One of the top hitters of the Dead Ball Era, Collins posted a .333 average while notching 3,315 hits in his 25-year career. Collins was the sixth member of the 3,000-hit club, joining a couple of weeks after Tris Speaker in 1925. He’s one of three second basemen in the club, along with Nap Lajoie and Craig Biggio.
Active leader: Robinson Canó, 2,570
Third base: Adrián Beltré, 3,166
With a double on July 30, 2017, Beltré became the 31st member of the 3,000-hit club. Two weeks later, he passed Wade Boggs for the all-time lead among third basemen with his 3,011th career knock. In his 21-year career, which he finished with 3,166 hits, 477 homers and five Gold Glove Awards, Beltré made only eight appearances at a defensive position other than third base.
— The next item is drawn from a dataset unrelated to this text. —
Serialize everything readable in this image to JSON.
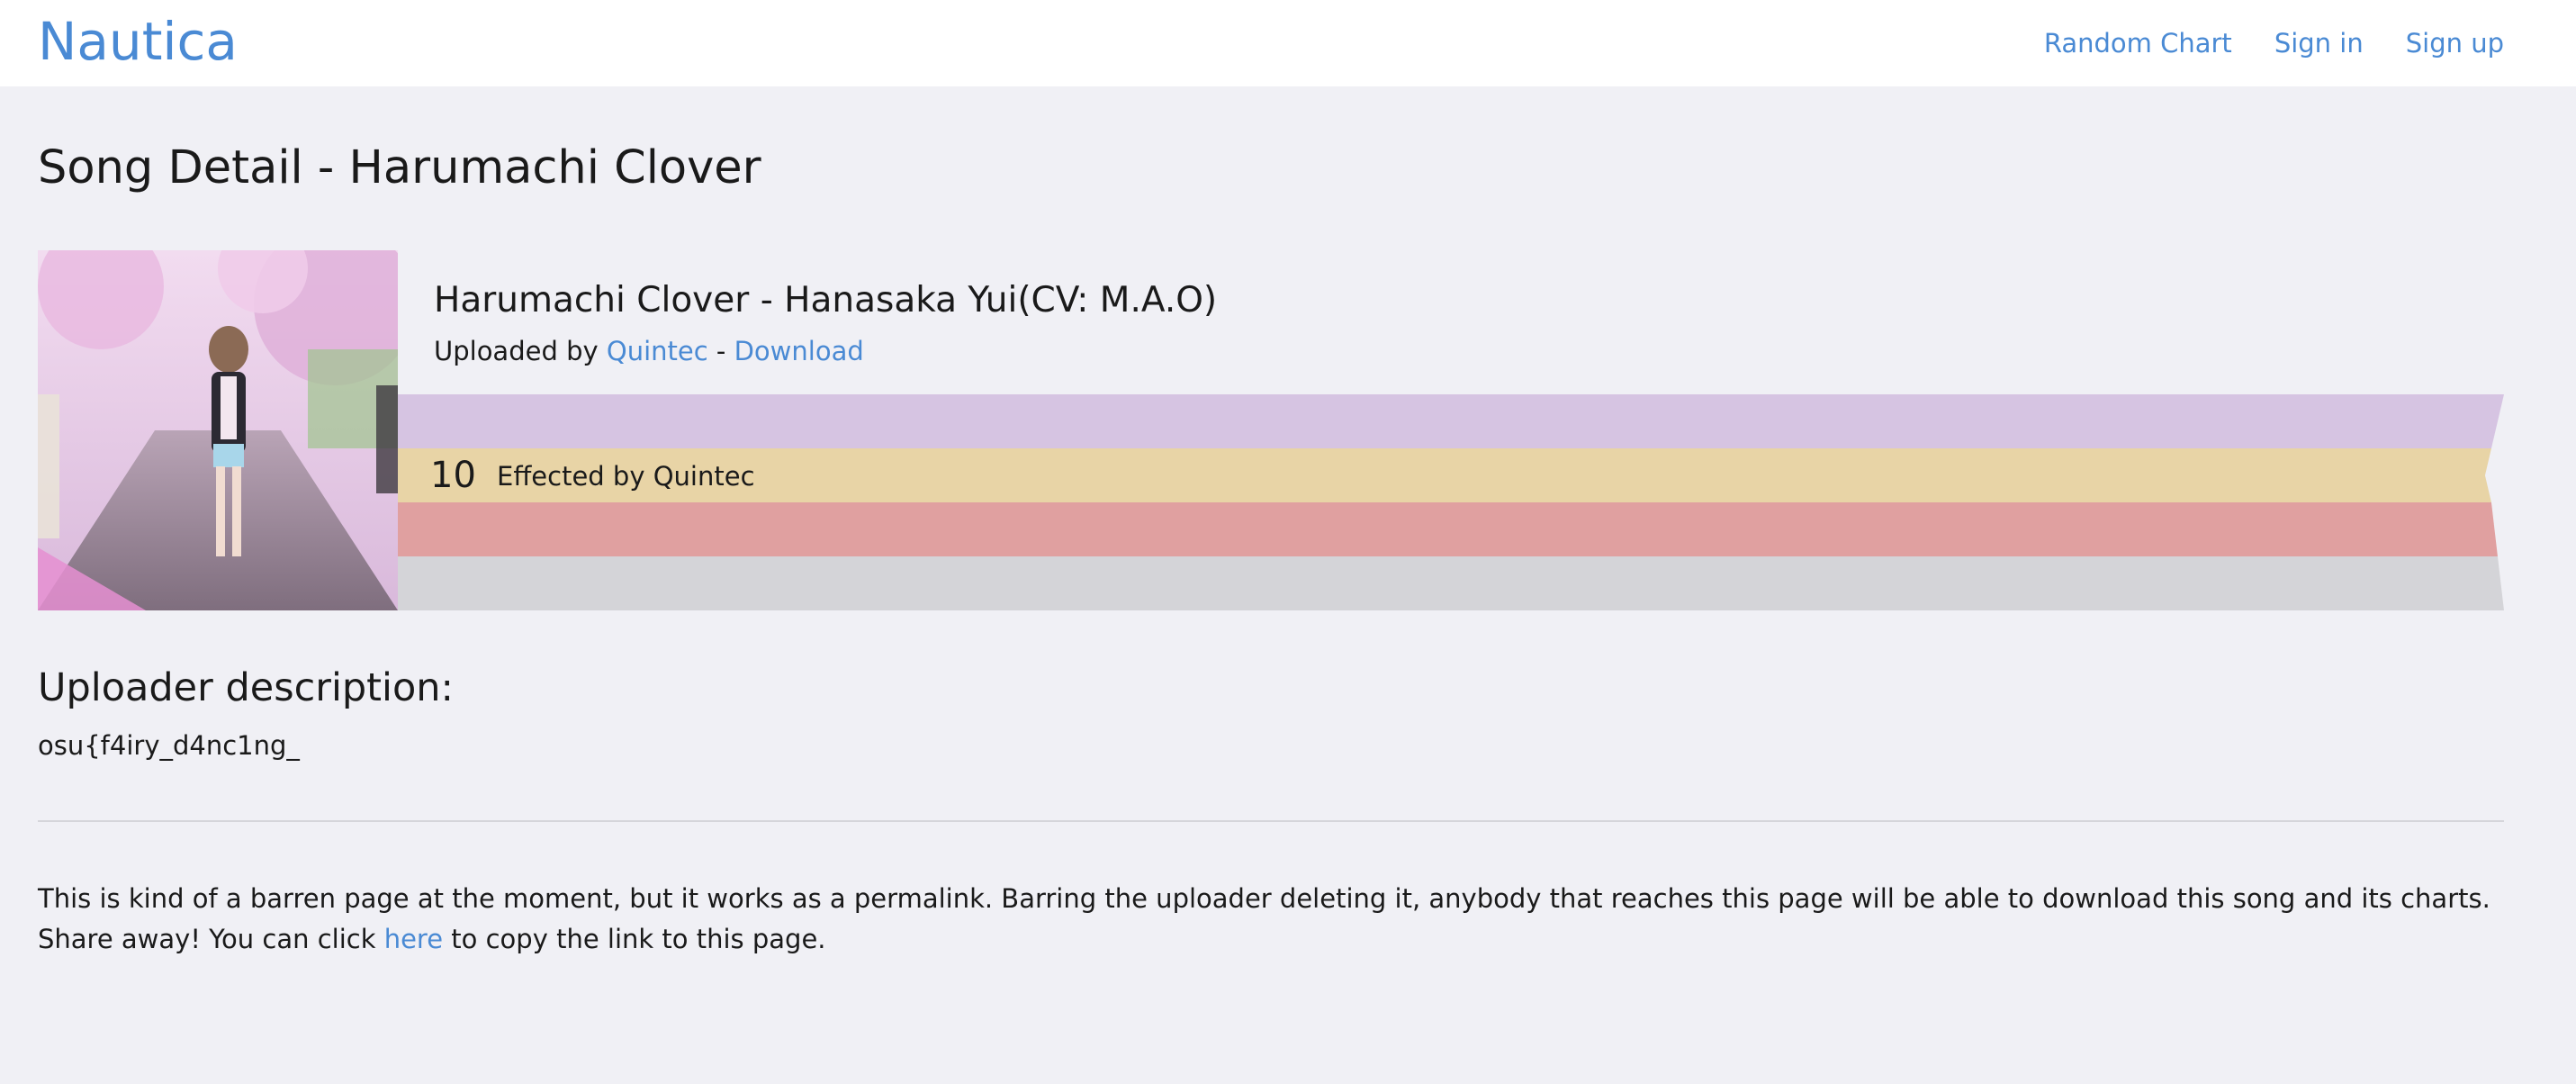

Active leader: Ryan Zimmerman, 1,846
Shortstop: Derek Jeter, 3,465
Jeter, who was elected to the Hall of Fame in 2020, ranks seventh all time in hits with 3,465, edging Honus Wagner (3,420) and Cal Ripken Jr. (3,184) for the positional lead. The longtime Yankees captain notched eight seasons with 200-plus hits, leading MLB in 1999 (219) and 2012 (216). A five-time World Series champion, Jeter also had 200 hits in the postseason, 72 more than any other player.
Active leader: Elvis Andrus, 1,864
Left field: Rickey Henderson, 3,055
Stan Musial (3,630) and Carl Yastrzemski (3,419) had more overall hits than Henderson, but both fell just short of the two-thirds threshold, giving Henderson the left-field crown. Henderson, who ranks first on the all-time leaderboard in steals (1,406) and runs (2,295) and second in walks (2,190), joined the 3,000-hit club in 2001 and finished with 3,055 knocks.
Active leader: Justin Upton, 1,748
Center field: Ty Cobb, 4,189
Cobb and Pete Rose are the only two players in history with more than 4,000 hits, and Cobb leads all center fielders with 4,189. The Georgia Peach posted an astonishing .366 average in his career, collecting 200-plus hits in nine seasons. Cobb won the Chalmers Award -- an early version of the MVP -- in 1911 after hitting .419 with 248 knocks and 83 stolen bases.
Active leader: Andrew McCutchen, 1,826
Right field: Hank Aaron, 3,771
Hammerin’ Hank is the first player on this list who also leads his position in home runs. Aaron not only ranks second among all players in homers (755) but also third in hits (3,771) and first in RBIs (2,297). Six other right fielders -- Paul Waner, Tony Gwynn, Dave Winfield, Ichiro Suzuki, Al Kaline and Roberto Clemente -- had more than 3,000 hits, but none is close to Aaron.
Active leader: Jason Heyward, 1,394
Designated hitters: David Ortiz, 2,472
Ortiz leads all designated hitters in homers with 541 and also has the advantage in hits, though this category is much closer than the first. Hall of Famer Edgar Martinez amassed 2,247 hits, while Big Papi finished with 2,472. Harold Baines has more (2,866) than Ortiz, but he played 58% of his games at designated hitter, falling short of the two-thirds threshold.
Active leader: Shohei Ohtani, 370
Pitcher: Walter Johnson, 547
Part of the inaugural Hall of Fame class alongside Cobb, Babe Ruth, Honus Wagner and Christy Mathewson, Johnson ranks second all time in wins (417) and bWAR (164.5), first in shutouts (110), ninth in strikeouts (3,509) and 12th in ERA (2.17). The Big Train was also a capable batsman, tallying 547 hits with 24 homers in 2,324 at-bats.
Active leader: Adam Wainwright, 143